Greetings, Shredderz! This humble vintage surfboard blog might have a soft spot for the loud stylings of the Eighties, but that doesn’t mean we’re total Philistines. In many ways, Phil Edwards can be seen as the exact opposite of the brash Echo Beach aesthetic. By all accounts, Mr. Edwards is a low-key figure, despite his outsize influence on surf history. I can’t confirm that for myself, as I haven’t had the pleasure of meeting Mr. Edwards. What I can say is that Edwards’ boards — whether it’s the Hobie Phil Edwards Model or the Phil Edwards Honolulu series — are beautiful and understated, which seems only fitting given the man’s sterling reputation.
The board featured here is a Phil Edwards Honolulu model that was recently posted for sale on Craigslist in San Diego. The listing has since been taken down, but an earlier Phil Edwards Honolulu board I wrote up is still for sale here. Edwards made very few Honolulu models. The Honolulu models are rare and coveted, but they also give a fascinating look at the evolution of surfboard design as they were shaped during the late 1960s, in the heart of the Transition Era.
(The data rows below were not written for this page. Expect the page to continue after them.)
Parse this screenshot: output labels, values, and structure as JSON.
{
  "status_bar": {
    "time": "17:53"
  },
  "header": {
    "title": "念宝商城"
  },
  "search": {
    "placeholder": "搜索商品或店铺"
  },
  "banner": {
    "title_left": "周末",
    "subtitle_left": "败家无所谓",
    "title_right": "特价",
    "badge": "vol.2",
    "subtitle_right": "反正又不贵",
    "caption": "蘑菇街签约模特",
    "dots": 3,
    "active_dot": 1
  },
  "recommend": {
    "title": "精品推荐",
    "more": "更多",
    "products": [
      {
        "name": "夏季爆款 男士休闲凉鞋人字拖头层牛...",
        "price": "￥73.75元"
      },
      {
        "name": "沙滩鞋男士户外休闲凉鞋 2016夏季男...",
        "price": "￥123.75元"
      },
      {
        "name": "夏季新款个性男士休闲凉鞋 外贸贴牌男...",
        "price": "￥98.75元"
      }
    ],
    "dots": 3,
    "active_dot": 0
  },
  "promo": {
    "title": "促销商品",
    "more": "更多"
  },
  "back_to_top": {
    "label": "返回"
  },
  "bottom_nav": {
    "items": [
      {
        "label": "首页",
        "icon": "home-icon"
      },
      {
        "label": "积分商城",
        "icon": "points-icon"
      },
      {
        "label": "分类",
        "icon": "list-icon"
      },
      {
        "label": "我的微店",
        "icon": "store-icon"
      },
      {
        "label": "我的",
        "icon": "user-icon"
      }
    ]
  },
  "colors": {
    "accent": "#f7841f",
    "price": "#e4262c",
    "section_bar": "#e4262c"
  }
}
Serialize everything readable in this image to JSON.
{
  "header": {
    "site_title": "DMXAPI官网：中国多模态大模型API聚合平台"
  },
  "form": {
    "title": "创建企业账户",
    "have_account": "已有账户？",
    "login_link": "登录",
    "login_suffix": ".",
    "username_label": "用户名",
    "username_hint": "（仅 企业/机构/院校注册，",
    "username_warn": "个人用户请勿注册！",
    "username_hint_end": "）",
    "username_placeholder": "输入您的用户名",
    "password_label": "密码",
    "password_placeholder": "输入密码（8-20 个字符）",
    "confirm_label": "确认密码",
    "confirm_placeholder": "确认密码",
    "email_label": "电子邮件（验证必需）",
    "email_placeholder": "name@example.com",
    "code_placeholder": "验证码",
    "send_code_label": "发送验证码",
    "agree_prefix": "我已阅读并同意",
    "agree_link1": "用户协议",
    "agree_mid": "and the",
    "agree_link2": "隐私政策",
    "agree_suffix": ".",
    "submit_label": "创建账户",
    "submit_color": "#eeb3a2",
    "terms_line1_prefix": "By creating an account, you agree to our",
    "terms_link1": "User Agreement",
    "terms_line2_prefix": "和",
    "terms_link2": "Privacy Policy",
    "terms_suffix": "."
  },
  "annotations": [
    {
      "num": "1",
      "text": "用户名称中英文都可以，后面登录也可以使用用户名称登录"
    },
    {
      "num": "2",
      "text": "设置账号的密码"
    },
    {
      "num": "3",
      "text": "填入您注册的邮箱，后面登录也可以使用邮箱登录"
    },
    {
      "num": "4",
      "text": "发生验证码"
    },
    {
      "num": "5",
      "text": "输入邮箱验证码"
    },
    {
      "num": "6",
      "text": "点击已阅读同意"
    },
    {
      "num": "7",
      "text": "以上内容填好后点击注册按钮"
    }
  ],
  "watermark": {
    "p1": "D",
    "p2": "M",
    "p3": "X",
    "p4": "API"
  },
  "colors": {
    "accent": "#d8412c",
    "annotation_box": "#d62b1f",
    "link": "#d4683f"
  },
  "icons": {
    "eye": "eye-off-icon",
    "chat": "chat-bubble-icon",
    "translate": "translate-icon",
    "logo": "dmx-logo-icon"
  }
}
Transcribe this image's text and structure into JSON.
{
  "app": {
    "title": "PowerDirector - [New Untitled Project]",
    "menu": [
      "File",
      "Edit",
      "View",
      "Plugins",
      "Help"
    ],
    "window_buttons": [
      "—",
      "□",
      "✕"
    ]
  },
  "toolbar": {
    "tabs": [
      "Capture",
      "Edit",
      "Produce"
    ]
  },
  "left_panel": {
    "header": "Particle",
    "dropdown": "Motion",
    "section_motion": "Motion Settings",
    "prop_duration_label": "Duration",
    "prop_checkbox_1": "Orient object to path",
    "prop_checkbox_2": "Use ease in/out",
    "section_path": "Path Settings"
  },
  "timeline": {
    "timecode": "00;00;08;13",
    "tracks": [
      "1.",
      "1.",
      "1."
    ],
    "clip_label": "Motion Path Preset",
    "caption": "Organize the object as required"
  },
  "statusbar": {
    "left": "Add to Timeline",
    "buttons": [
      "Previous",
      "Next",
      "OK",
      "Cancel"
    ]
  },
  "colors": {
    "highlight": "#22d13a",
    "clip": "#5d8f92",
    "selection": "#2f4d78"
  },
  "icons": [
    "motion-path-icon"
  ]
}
The Phil Edwards Honolulu model pictured above is from the C series with a serial number of 82. (Stay tuned for a later post explaining the differences between the various Honolulu models). It measures in at a sleek 8’10”. The seller estimated that the board was likely shaped in 1968. The board looks to be a hull shape, with a signature convex belly towards the nose. This makes sense, given the popularity of hulls during the late Sixties. As you can see, despite being nearly 9′, the board is definitely not a traditional nose rider.
The first thing I thought when I saw the board above was how similar it was to my Andreini Serena (which is my all-time favorite board). After doing some digging on Instagram, it looks like I’m not the only one who has noticed the similarity between the two boards. See the posts below for some side-by-side comparisons between the Honolulu model and some Andreini hulls:
I really dig the clean lines of the Phil Edwards Honolulu C Series. The glass on fin is a nice touch, and I love the blue high density foam stringer, too. I envision this thing really delivering on some clean, lined up point break waves.
Finally, I’m not sure what the final price ended up being, but the Phil Edwards Honolulu was originally listed at $1250. Even though the board isn’t in perfect condition, I think this is a fair price. I don’t have enough data points to back this up, but I will point to a fully restored A series model that sold at the 2018 California Gold Auction, which fetched $4,000.
If you own a Phil Edwards Honolulu board and you wouldn’t mind sharing pics, please drop me a line! As always, thanks for reading, and stay tuned for a future post on Phil Edwards’ classic Hawaiian shapes.
Greetings, Shredderz! This post, like yesterday’s feature on a Zephyr single fin, is best suited for surfboard collectors with champagne tastes. What we have here is a rare example of a Phil Edwards Honolulu longboard. I’ve written before about Phil Edwards signature boardsfor Hobie Surfboards, which remain coveted among longboard collectors. As much as I love the Hobie Phil Edwards Model, which is an undisputed classic, I’m also partial to the Phil Edwards Honolulu run, which were made during Edwards’ time living and shaping in Hawaii during the late 1960s.
The Phil Edwards Honolulu model pictured above is currently listed for sale on Craigslist in Orange County (San Clemente, to be exact). The board has been restored, and it looks to be in great condition.
The catch, of course, is the price: a cool $2,900. I won’t get into details on the pricing here, but Phil Edwards Honolulu boards are pretty hard to come by.
If you want to check out the listing for the board, you can do so here. All pics above are via the Craigslist posting.
Finally, I’m keeping this post short and sweet because I’m planning on a longer feature on the Phil Edwards Honolulu model. Stay tuned on that one…